Endnotes

  1. An annual contemporary art fair held at a tented site in central London since 2003.
  2. This was illustrated by Fiona Tan's installation in the Dutch pavilion, which included excerpts from the Venetian Marco Polo's accounts of his Oriental travels.

Link to Appendix

Reference List

Auden, Wystan Hugh. 1976. Collected Poems. Ed.Edward Mendelson London: Faber & Faber.

Barnes, Jonathan. 1982. The Presocratic Philosophers. London: Routledge & Kegan Paul.

Birnbaum, Daniel. 2009 ‘Fare Mondi//Making Worlds’. Press Release.

Bran, Massimo (Ed.) 2009. Venews: How Art U?Fare Mondi/Making Worlds. Venice: Edizioni Venezia News.

‘“Col Tempo”-The W Project’ Press Release/Brochure. Hungarian Pavilion

Eco, Umberto. 1983. Travels in Hyperreality. Ca.: Harcourt Brace & Company.

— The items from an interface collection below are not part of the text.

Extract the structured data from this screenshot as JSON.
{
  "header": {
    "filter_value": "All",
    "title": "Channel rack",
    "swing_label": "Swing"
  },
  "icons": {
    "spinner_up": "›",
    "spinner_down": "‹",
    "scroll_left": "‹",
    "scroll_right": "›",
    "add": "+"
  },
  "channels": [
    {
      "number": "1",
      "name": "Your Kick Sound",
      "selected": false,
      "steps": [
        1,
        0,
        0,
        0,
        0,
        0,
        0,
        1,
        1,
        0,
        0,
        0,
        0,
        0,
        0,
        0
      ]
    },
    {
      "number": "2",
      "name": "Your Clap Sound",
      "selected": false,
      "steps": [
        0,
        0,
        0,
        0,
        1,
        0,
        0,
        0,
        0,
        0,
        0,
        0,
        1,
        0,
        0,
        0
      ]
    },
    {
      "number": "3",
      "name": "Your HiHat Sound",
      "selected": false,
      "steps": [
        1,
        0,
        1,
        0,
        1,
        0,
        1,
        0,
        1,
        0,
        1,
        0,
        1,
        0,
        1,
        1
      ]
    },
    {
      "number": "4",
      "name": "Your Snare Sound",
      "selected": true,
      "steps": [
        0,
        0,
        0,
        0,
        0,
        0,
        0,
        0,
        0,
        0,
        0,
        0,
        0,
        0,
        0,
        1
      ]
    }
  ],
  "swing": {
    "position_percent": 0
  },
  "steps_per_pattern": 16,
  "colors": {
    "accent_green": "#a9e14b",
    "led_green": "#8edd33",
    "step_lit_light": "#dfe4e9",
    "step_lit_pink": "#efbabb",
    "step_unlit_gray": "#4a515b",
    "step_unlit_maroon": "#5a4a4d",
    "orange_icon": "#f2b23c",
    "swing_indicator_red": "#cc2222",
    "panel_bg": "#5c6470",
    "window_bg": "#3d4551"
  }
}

Jay, Martin. 1993. Downcast Eyes: The Denigration of Vision in Twentieth-Century

French Thought. Berkeley, CA: University of California Press

Norwich, John Julius. 1982. A History of Venice. New York: Random House.

Pavilion of Serbia at the 53rd International Art Exhibition – La Biennale di Venezia Press Release/Brochure.

Smith, Gerard W. 1890. Spanish and French Painters. NewYork: Scribner and Welford/London: Sampson Low, Marston, Searle, & Rivington Ltd.


Biogs

Sue Broadhurst is a writer and performance practitioner, and Professor of Performance and Technology in the School of Arts, Brunel University, West London.

Neil Harvey is an Artist and occasional writer resident in London